(Stored data)
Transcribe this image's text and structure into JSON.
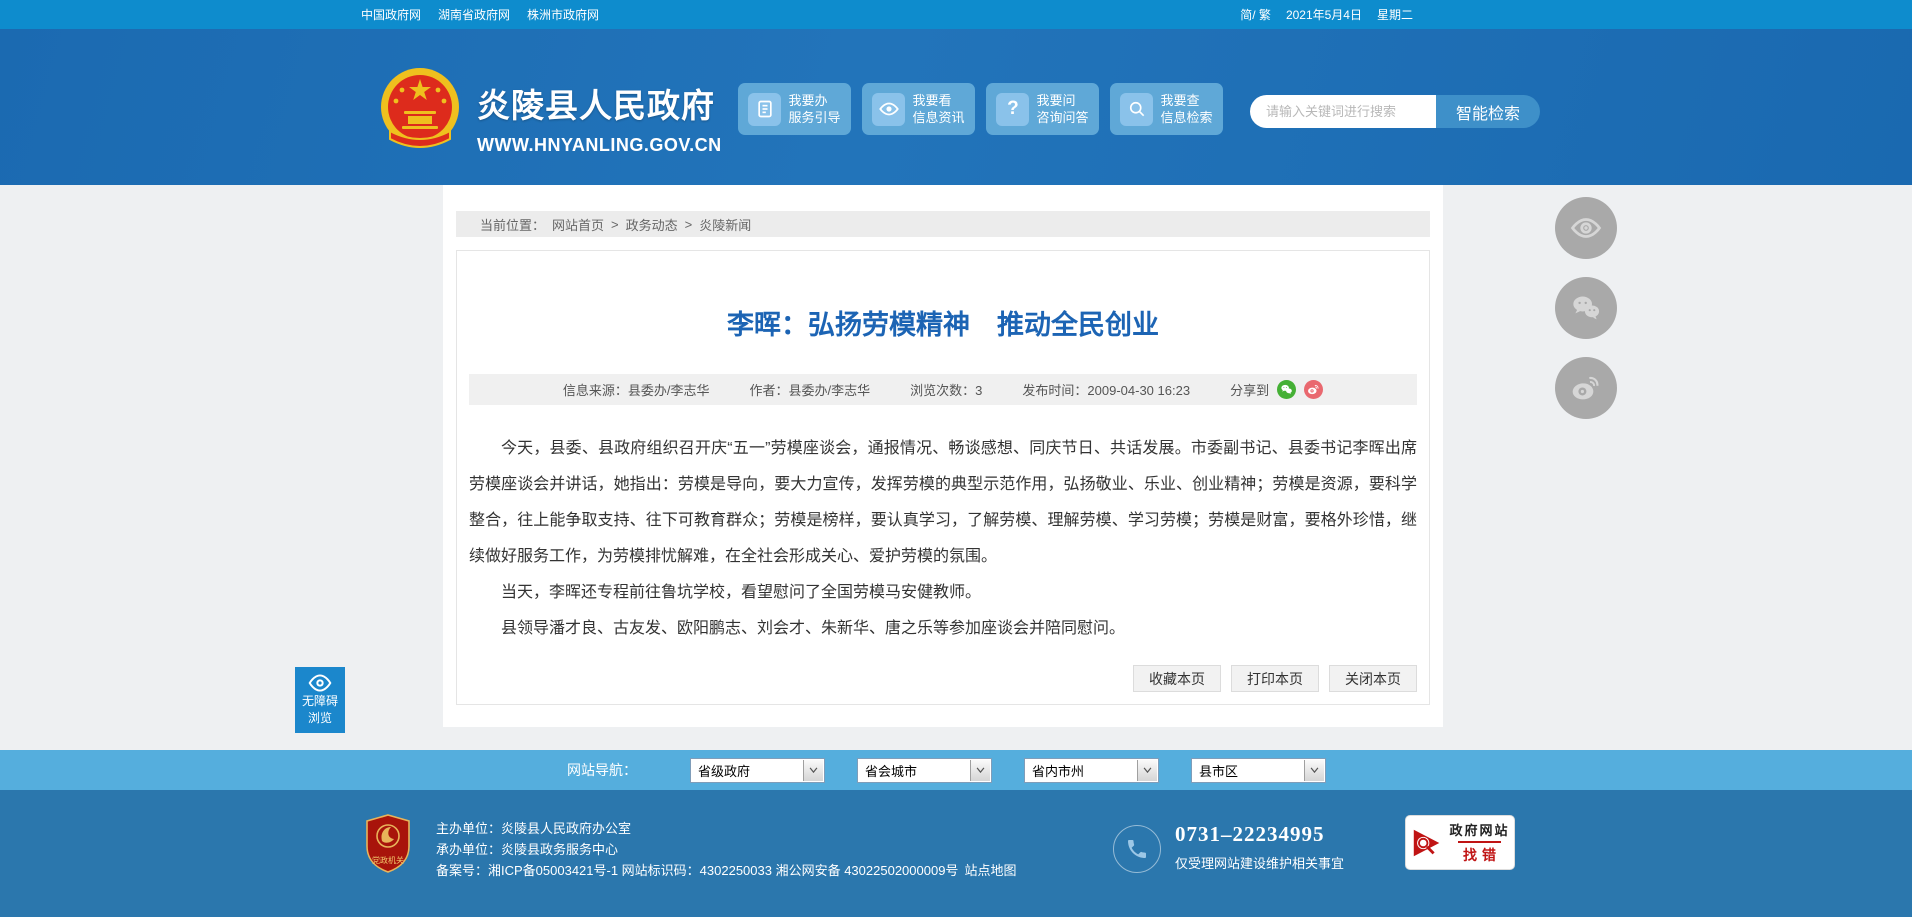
{
  "topbar": {
    "links": [
      "中国政府网",
      "湖南省政府网",
      "株洲市政府网"
    ],
    "lang": "简/ 繁",
    "date": "2021年5月4日",
    "weekday": "星期二"
  },
  "header": {
    "site_name": "炎陵县人民政府",
    "site_url": "WWW.HNYANLING.GOV.CN",
    "services": [
      {
        "line1": "我要办",
        "line2": "服务引导",
        "icon": "document-icon"
      },
      {
        "line1": "我要看",
        "line2": "信息资讯",
        "icon": "eye-icon"
      },
      {
        "line1": "我要问",
        "line2": "咨询问答",
        "icon": "question-icon"
      },
      {
        "line1": "我要查",
        "line2": "信息检索",
        "icon": "search-icon"
      }
    ],
    "search_placeholder": "请输入关键词进行搜索",
    "search_button": "智能检索"
  },
  "breadcrumb": {
    "label": "当前位置：",
    "separator": ">",
    "items": [
      "网站首页",
      "政务动态",
      "炎陵新闻"
    ]
  },
  "article": {
    "title": "李晖：弘扬劳模精神　推动全民创业",
    "meta": {
      "source": "信息来源：县委办/李志华",
      "author": "作者：县委办/李志华",
      "views": "浏览次数：3",
      "pubtime": "发布时间：2009-04-30 16:23",
      "share_label": "分享到"
    },
    "paragraphs": [
      "今天，县委、县政府组织召开庆“五一”劳模座谈会，通报情况、畅谈感想、同庆节日、共话发展。市委副书记、县委书记李晖出席劳模座谈会并讲话，她指出：劳模是导向，要大力宣传，发挥劳模的典型示范作用，弘扬敬业、乐业、创业精神；劳模是资源，要科学整合，往上能争取支持、往下可教育群众；劳模是榜样，要认真学习，了解劳模、理解劳模、学习劳模；劳模是财富，要格外珍惜，继续做好服务工作，为劳模排忧解难，在全社会形成关心、爱护劳模的氛围。",
      "当天，李晖还专程前往鲁坑学校，看望慰问了全国劳模马安健教师。",
      "县领导潘才良、古友发、欧阳鹏志、刘会才、朱新华、唐之乐等参加座谈会并陪同慰问。"
    ],
    "actions": [
      "收藏本页",
      "打印本页",
      "关闭本页"
    ]
  },
  "floats": {
    "accessibility_line1": "无障碍",
    "accessibility_line2": "浏览"
  },
  "footer_nav": {
    "label": "网站导航：",
    "selects": [
      "省级政府",
      "省会城市",
      "省内市州",
      "县市区"
    ]
  },
  "footer": {
    "badge_label": "党政机关",
    "host": "主办单位：炎陵县人民政府办公室",
    "organizer": "承办单位：炎陵县政务服务中心",
    "icp": "备案号：湘ICP备05003421号-1 网站标识码：4302250033 湘公网安备 43022502000009号",
    "sitemap": "站点地图",
    "phone": "0731–22234995",
    "phone_note": "仅受理网站建设维护相关事宜",
    "error_badge_line1": "政府网站",
    "error_badge_line2": "找错"
  },
  "colors": {
    "topbar": "#0e8ccd",
    "header": "#1e6fb6",
    "page_bg": "#eef0f2",
    "accent_blue": "#1c64b4",
    "footer_nav": "#55aedd",
    "footer": "#2b77ad",
    "wechat_green": "#45b035",
    "weibo_red": "#e9686f"
  }
}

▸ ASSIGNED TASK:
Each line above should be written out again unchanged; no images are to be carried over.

▸ SOLUTION FOR THIS EXERCISE:
Transcribe this image's text and structure into JSON.
{
  "topbar": {
    "links": [
      "中国政府网",
      "湖南省政府网",
      "株洲市政府网"
    ],
    "lang": "简/ 繁",
    "date": "2021年5月4日",
    "weekday": "星期二"
  },
  "header": {
    "site_name": "炎陵县人民政府",
    "site_url": "WWW.HNYANLING.GOV.CN",
    "services": [
      {
        "line1": "我要办",
        "line2": "服务引导",
        "icon": "document-icon"
      },
      {
        "line1": "我要看",
        "line2": "信息资讯",
        "icon": "eye-icon"
      },
      {
        "line1": "我要问",
        "line2": "咨询问答",
        "icon": "question-icon"
      },
      {
        "line1": "我要查",
        "line2": "信息检索",
        "icon": "search-icon"
      }
    ],
    "search_placeholder": "请输入关键词进行搜索",
    "search_button": "智能检索"
  },
  "breadcrumb": {
    "label": "当前位置：",
    "separator": ">",
    "items": [
      "网站首页",
      "政务动态",
      "炎陵新闻"
    ]
  },
  "article": {
    "title": "李晖：弘扬劳模精神　推动全民创业",
    "meta": {
      "source": "信息来源：县委办/李志华",
      "author": "作者：县委办/李志华",
      "views": "浏览次数：3",
      "pubtime": "发布时间：2009-04-30 16:23",
      "share_label": "分享到"
    },
    "paragraphs": [
      "今天，县委、县政府组织召开庆“五一”劳模座谈会，通报情况、畅谈感想、同庆节日、共话发展。市委副书记、县委书记李晖出席劳模座谈会并讲话，她指出：劳模是导向，要大力宣传，发挥劳模的典型示范作用，弘扬敬业、乐业、创业精神；劳模是资源，要科学整合，往上能争取支持、往下可教育群众；劳模是榜样，要认真学习，了解劳模、理解劳模、学习劳模；劳模是财富，要格外珍惜，继续做好服务工作，为劳模排忧解难，在全社会形成关心、爱护劳模的氛围。",
      "当天，李晖还专程前往鲁坑学校，看望慰问了全国劳模马安健教师。",
      "县领导潘才良、古友发、欧阳鹏志、刘会才、朱新华、唐之乐等参加座谈会并陪同慰问。"
    ],
    "actions": [
      "收藏本页",
      "打印本页",
      "关闭本页"
    ]
  },
  "floats": {
    "accessibility_line1": "无障碍",
    "accessibility_line2": "浏览"
  },
  "footer_nav": {
    "label": "网站导航：",
    "selects": [
      "省级政府",
      "省会城市",
      "省内市州",
      "县市区"
    ]
  },
  "footer": {
    "badge_label": "党政机关",
    "host": "主办单位：炎陵县人民政府办公室",
    "organizer": "承办单位：炎陵县政务服务中心",
    "icp": "备案号：湘ICP备05003421号-1 网站标识码：4302250033 湘公网安备 43022502000009号",
    "sitemap": "站点地图",
    "phone": "0731–22234995",
    "phone_note": "仅受理网站建设维护相关事宜",
    "error_badge_line1": "政府网站",
    "error_badge_line2": "找错"
  },
  "colors": {
    "topbar": "#0e8ccd",
    "header": "#1e6fb6",
    "page_bg": "#eef0f2",
    "accent_blue": "#1c64b4",
    "footer_nav": "#55aedd",
    "footer": "#2b77ad",
    "wechat_green": "#45b035",
    "weibo_red": "#e9686f"
  }
}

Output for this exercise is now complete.